_PROBLEM TO WORK ON_
Present an exact copy of each line below.

_SOURCE MATERIAL_
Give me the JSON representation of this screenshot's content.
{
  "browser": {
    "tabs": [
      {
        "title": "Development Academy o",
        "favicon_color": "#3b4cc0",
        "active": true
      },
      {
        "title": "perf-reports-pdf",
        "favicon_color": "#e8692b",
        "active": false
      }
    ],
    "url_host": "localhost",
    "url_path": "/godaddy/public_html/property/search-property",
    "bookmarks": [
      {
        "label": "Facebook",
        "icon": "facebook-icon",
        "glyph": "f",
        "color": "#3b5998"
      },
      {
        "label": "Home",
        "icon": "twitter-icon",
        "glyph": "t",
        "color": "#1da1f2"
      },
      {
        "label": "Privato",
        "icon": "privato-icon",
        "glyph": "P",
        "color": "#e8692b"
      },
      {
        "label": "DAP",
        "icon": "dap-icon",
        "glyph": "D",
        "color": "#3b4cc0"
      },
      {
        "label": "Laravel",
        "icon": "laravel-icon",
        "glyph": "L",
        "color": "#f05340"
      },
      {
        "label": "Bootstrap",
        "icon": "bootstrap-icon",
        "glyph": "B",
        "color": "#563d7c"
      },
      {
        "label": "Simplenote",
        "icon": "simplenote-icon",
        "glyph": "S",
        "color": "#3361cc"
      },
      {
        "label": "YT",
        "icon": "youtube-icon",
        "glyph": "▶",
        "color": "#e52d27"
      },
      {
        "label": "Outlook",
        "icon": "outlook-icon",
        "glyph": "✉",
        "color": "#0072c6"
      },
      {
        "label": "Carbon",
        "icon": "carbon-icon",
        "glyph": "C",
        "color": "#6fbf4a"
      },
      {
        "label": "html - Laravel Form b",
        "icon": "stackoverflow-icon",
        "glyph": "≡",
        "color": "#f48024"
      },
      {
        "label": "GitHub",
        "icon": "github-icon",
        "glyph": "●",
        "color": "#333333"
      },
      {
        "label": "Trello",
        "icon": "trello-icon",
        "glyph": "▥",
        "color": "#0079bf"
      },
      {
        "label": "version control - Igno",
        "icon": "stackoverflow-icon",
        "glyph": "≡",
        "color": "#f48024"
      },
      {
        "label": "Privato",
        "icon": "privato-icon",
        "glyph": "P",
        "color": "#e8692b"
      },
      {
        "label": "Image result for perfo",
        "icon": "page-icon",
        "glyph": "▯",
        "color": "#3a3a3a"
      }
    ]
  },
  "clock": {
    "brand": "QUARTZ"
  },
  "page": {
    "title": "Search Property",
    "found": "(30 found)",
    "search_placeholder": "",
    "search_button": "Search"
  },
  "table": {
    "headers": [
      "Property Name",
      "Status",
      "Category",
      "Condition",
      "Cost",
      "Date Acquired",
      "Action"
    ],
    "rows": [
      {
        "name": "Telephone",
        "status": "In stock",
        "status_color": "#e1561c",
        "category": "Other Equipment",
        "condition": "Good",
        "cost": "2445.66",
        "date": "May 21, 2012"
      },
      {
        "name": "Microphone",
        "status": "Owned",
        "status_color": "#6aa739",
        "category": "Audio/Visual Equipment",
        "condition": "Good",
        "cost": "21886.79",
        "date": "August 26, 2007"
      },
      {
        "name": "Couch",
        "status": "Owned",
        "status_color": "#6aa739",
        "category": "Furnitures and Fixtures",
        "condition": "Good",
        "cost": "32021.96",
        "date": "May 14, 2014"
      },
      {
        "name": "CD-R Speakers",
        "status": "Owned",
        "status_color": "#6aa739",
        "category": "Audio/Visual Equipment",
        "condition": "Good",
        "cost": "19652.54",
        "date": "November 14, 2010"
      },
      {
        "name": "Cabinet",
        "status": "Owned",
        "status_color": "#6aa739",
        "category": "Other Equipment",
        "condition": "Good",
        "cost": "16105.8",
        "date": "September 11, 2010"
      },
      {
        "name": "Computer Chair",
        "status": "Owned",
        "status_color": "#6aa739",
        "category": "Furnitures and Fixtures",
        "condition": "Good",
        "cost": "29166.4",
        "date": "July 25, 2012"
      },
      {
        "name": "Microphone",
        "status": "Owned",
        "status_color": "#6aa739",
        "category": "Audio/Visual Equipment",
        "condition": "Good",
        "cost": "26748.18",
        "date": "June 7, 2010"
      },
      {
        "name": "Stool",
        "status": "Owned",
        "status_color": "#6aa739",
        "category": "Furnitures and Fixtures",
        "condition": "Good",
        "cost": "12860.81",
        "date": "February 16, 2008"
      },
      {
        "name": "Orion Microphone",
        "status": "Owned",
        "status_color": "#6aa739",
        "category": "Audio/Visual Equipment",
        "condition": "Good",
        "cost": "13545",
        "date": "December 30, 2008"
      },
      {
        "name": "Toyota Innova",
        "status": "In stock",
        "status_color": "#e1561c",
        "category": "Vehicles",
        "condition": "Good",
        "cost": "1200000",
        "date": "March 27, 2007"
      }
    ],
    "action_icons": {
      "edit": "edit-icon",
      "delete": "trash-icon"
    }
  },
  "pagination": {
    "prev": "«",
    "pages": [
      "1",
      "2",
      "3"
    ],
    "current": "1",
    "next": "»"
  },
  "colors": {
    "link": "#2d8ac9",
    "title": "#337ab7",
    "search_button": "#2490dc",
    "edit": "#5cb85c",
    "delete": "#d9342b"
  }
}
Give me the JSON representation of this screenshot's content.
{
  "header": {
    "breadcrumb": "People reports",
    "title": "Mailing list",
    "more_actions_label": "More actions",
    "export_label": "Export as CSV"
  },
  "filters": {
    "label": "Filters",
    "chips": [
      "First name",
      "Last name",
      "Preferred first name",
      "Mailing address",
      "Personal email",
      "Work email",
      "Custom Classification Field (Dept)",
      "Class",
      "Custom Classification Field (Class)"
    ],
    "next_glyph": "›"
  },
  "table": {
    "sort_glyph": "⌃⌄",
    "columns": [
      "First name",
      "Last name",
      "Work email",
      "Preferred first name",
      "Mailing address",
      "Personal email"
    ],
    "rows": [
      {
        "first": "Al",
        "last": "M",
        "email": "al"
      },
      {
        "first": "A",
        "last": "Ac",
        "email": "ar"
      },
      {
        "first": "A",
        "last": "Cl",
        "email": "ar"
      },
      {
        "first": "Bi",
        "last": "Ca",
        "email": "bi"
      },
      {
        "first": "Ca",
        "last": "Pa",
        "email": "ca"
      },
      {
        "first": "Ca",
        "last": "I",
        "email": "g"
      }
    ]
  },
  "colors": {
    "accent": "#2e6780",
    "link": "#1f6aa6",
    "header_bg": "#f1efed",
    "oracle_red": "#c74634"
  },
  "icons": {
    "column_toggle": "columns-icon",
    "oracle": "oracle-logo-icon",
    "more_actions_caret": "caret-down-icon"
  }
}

_RESPONSE_
Give me the JSON representation of this screenshot's content.
{
  "browser": {
    "tabs": [
      {
        "title": "Development Academy o",
        "favicon_color": "#3b4cc0",
        "active": true
      },
      {
        "title": "perf-reports-pdf",
        "favicon_color": "#e8692b",
        "active": false
      }
    ],
    "url_host": "localhost",
    "url_path": "/godaddy/public_html/property/search-property",
    "bookmarks": [
      {
        "label": "Facebook",
        "icon": "facebook-icon",
        "glyph": "f",
        "color": "#3b5998"
      },
      {
        "label": "Home",
        "icon": "twitter-icon",
        "glyph": "t",
        "color": "#1da1f2"
      },
      {
        "label": "Privato",
        "icon": "privato-icon",
        "glyph": "P",
        "color": "#e8692b"
      },
      {
        "label": "DAP",
        "icon": "dap-icon",
        "glyph": "D",
        "color": "#3b4cc0"
      },
      {
        "label": "Laravel",
        "icon": "laravel-icon",
        "glyph": "L",
        "color": "#f05340"
      },
      {
        "label": "Bootstrap",
        "icon": "bootstrap-icon",
        "glyph": "B",
        "color": "#563d7c"
      },
      {
        "label": "Simplenote",
        "icon": "simplenote-icon",
        "glyph": "S",
        "color": "#3361cc"
      },
      {
        "label": "YT",
        "icon": "youtube-icon",
        "glyph": "▶",
        "color": "#e52d27"
      },
      {
        "label": "Outlook",
        "icon": "outlook-icon",
        "glyph": "✉",
        "color": "#0072c6"
      },
      {
        "label": "Carbon",
        "icon": "carbon-icon",
        "glyph": "C",
        "color": "#6fbf4a"
      },
      {
        "label": "html - Laravel Form b",
        "icon": "stackoverflow-icon",
        "glyph": "≡",
        "color": "#f48024"
      },
      {
        "label": "GitHub",
        "icon": "github-icon",
        "glyph": "●",
        "color": "#333333"
      },
      {
        "label": "Trello",
        "icon": "trello-icon",
        "glyph": "▥",
        "color": "#0079bf"
      },
      {
        "label": "version control - Igno",
        "icon": "stackoverflow-icon",
        "glyph": "≡",
        "color": "#f48024"
      },
      {
        "label": "Privato",
        "icon": "privato-icon",
        "glyph": "P",
        "color": "#e8692b"
      },
      {
        "label": "Image result for perfo",
        "icon": "page-icon",
        "glyph": "▯",
        "color": "#3a3a3a"
      }
    ]
  },
  "clock": {
    "brand": "QUARTZ"
  },
  "page": {
    "title": "Search Property",
    "found": "(30 found)",
    "search_placeholder": "",
    "search_button": "Search"
  },
  "table": {
    "headers": [
      "Property Name",
      "Status",
      "Category",
      "Condition",
      "Cost",
      "Date Acquired",
      "Action"
    ],
    "rows": [
      {
        "name": "Telephone",
        "status": "In stock",
        "status_color": "#e1561c",
        "category": "Other Equipment",
        "condition": "Good",
        "cost": "2445.66",
        "date": "May 21, 2012"
      },
      {
        "name": "Microphone",
        "status": "Owned",
        "status_color": "#6aa739",
        "category": "Audio/Visual Equipment",
        "condition": "Good",
        "cost": "21886.79",
        "date": "August 26, 2007"
      },
      {
        "name": "Couch",
        "status": "Owned",
        "status_color": "#6aa739",
        "category": "Furnitures and Fixtures",
        "condition": "Good",
        "cost": "32021.96",
        "date": "May 14, 2014"
      },
      {
        "name": "CD-R Speakers",
        "status": "Owned",
        "status_color": "#6aa739",
        "category": "Audio/Visual Equipment",
        "condition": "Good",
        "cost": "19652.54",
        "date": "November 14, 2010"
      },
      {
        "name": "Cabinet",
        "status": "Owned",
        "status_color": "#6aa739",
        "category": "Other Equipment",
        "condition": "Good",
        "cost": "16105.8",
        "date": "September 11, 2010"
      },
      {
        "name": "Computer Chair",
        "status": "Owned",
        "status_color": "#6aa739",
        "category": "Furnitures and Fixtures",
        "condition": "Good",
        "cost": "29166.4",
        "date": "July 25, 2012"
      },
      {
        "name": "Microphone",
        "status": "Owned",
        "status_color": "#6aa739",
        "category": "Audio/Visual Equipment",
        "condition": "Good",
        "cost": "26748.18",
        "date": "June 7, 2010"
      },
      {
        "name": "Stool",
        "status": "Owned",
        "status_color": "#6aa739",
        "category": "Furnitures and Fixtures",
        "condition": "Good",
        "cost": "12860.81",
        "date": "February 16, 2008"
      },
      {
        "name": "Orion Microphone",
        "status": "Owned",
        "status_color": "#6aa739",
        "category": "Audio/Visual Equipment",
        "condition": "Good",
        "cost": "13545",
        "date": "December 30, 2008"
      },
      {
        "name": "Toyota Innova",
        "status": "In stock",
        "status_color": "#e1561c",
        "category": "Vehicles",
        "condition": "Good",
        "cost": "1200000",
        "date": "March 27, 2007"
      }
    ],
    "action_icons": {
      "edit": "edit-icon",
      "delete": "trash-icon"
    }
  },
  "pagination": {
    "prev": "«",
    "pages": [
      "1",
      "2",
      "3"
    ],
    "current": "1",
    "next": "»"
  },
  "colors": {
    "link": "#2d8ac9",
    "title": "#337ab7",
    "search_button": "#2490dc",
    "edit": "#5cb85c",
    "delete": "#d9342b"
  }
}
Give me the JSON representation of this screenshot's content.
{
  "header": {
    "breadcrumb": "People reports",
    "title": "Mailing list",
    "more_actions_label": "More actions",
    "export_label": "Export as CSV"
  },
  "filters": {
    "label": "Filters",
    "chips": [
      "First name",
      "Last name",
      "Preferred first name",
      "Mailing address",
      "Personal email",
      "Work email",
      "Custom Classification Field (Dept)",
      "Class",
      "Custom Classification Field (Class)"
    ],
    "next_glyph": "›"
  },
  "table": {
    "sort_glyph": "⌃⌄",
    "columns": [
      "First name",
      "Last name",
      "Work email",
      "Preferred first name",
      "Mailing address",
      "Personal email"
    ],
    "rows": [
      {
        "first": "Al",
        "last": "M",
        "email": "al"
      },
      {
        "first": "A",
        "last": "Ac",
        "email": "ar"
      },
      {
        "first": "A",
        "last": "Cl",
        "email": "ar"
      },
      {
        "first": "Bi",
        "last": "Ca",
        "email": "bi"
      },
      {
        "first": "Ca",
        "last": "Pa",
        "email": "ca"
      },
      {
        "first": "Ca",
        "last": "I",
        "email": "g"
      }
    ]
  },
  "colors": {
    "accent": "#2e6780",
    "link": "#1f6aa6",
    "header_bg": "#f1efed",
    "oracle_red": "#c74634"
  },
  "icons": {
    "column_toggle": "columns-icon",
    "oracle": "oracle-logo-icon",
    "more_actions_caret": "caret-down-icon"
  }
}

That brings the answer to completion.